      Serial.print("SONY: ");
    } else if (results.decode_type == RC5) {
      Serial.print("RC5: ");
    } else if (results.decode_type == RC6) {
      Serial.print("RC6: ");
    } else if (results.decode_type == UNKNOWN) {
      Serial.print("UNKNOWN: ");
    Serial.println(results.value, HEX);
    irrecv.resume(); // Receive the next value

Once this program is uploaded to your Arduino, open up the serial monitor, point a remote at the IR receiver and start pressing buttons. You should see a response in the results in the serial monitor screen. This will be the button code. You want to write down this code for later use (ex: NEC: 10EF22DD)

After you have the button code or codes that you want to use, we now need to see if we can send those codes to the IR led and see if they work.

  • In the Arduino software, load the File > Examples > IRremote > IRsendDemo program.
  • Replace the “irsend” command with the code from the button you want to emulate.
    • Example: irsend.sendNEC(0x10EFA05F, 32);
  • Upload this new program to the Arduino and place it next to the object you want to control.
  • In the Arduino software, open up the serial monitor, type in some text and click “send”.
  • If all goes well, a signal should be sent through the LED and should be received by the object you want to control.

Step 5

Controlling the Remote With Your Mind



We have our mind control, and we have our remote, so now let’s combine the two.

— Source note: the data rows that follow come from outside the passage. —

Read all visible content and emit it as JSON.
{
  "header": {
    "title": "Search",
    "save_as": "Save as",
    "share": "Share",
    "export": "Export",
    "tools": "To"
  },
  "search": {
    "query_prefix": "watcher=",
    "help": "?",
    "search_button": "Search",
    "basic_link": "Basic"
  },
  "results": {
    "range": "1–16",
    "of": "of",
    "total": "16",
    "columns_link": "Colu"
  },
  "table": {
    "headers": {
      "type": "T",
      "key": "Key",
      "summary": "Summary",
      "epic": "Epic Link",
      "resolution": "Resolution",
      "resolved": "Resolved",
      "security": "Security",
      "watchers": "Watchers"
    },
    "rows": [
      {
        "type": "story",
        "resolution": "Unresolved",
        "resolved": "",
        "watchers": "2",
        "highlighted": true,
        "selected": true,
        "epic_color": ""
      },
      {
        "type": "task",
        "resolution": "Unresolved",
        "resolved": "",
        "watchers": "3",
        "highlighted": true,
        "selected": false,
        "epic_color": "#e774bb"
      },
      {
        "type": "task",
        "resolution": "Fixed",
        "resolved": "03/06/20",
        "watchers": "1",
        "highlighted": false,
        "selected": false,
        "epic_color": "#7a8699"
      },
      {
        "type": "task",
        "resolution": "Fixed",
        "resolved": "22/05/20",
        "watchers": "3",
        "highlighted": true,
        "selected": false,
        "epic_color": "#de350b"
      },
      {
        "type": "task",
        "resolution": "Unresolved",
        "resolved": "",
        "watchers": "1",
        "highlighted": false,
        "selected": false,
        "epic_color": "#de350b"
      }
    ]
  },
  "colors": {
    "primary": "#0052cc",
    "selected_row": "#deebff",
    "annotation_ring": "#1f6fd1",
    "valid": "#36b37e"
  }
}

It’s actually fairly simple. The toughest part is coming up with the code to control it. Here’s the steps.

  • Remove the IR receiver from the Arduino.
  • Leave the IR LED as is.
  • Reconnect the T Pin wire from the headset to the RX port on the Arduino.
  • Connect the ground wire to the IR LED ground.
  • Plug the Arduino into your computer and load in this code (replacing the button code with your own)
#include <IRremote.h>
#include <IRremoteInt.h>
#include <Brain.h>
IRsend irsend;
Brain brain(Serial);
const int ledPin = 3; 
long interval = 500; 
long previousMillis = 0;
int ledState = LOW; 
int medValue;
void setup() {
 // Set up the LED pin.
 pinMode(ledPin, OUTPUT);
 // Start the hardware serial.
void loop() {
 // Expect packets about once per second.
 if (brain.update()) {
 // Attention runs from 0 to 100.
 medValue = brain.readMeditation();
 // Make sure we have a signal.
 if(brain.readSignalQuality() == 0) {
 // Send a signal to the LED.
 if (medValue < 50) {
irsend.sendNEC(0x10EFA05F, 32); 

Now you can open up the Arduino serial console and monitor your brain waves. Once the meditation value dips below 50, a signal should be sent to the IR LED with your command! Feel free to edit this code to make it control what you want!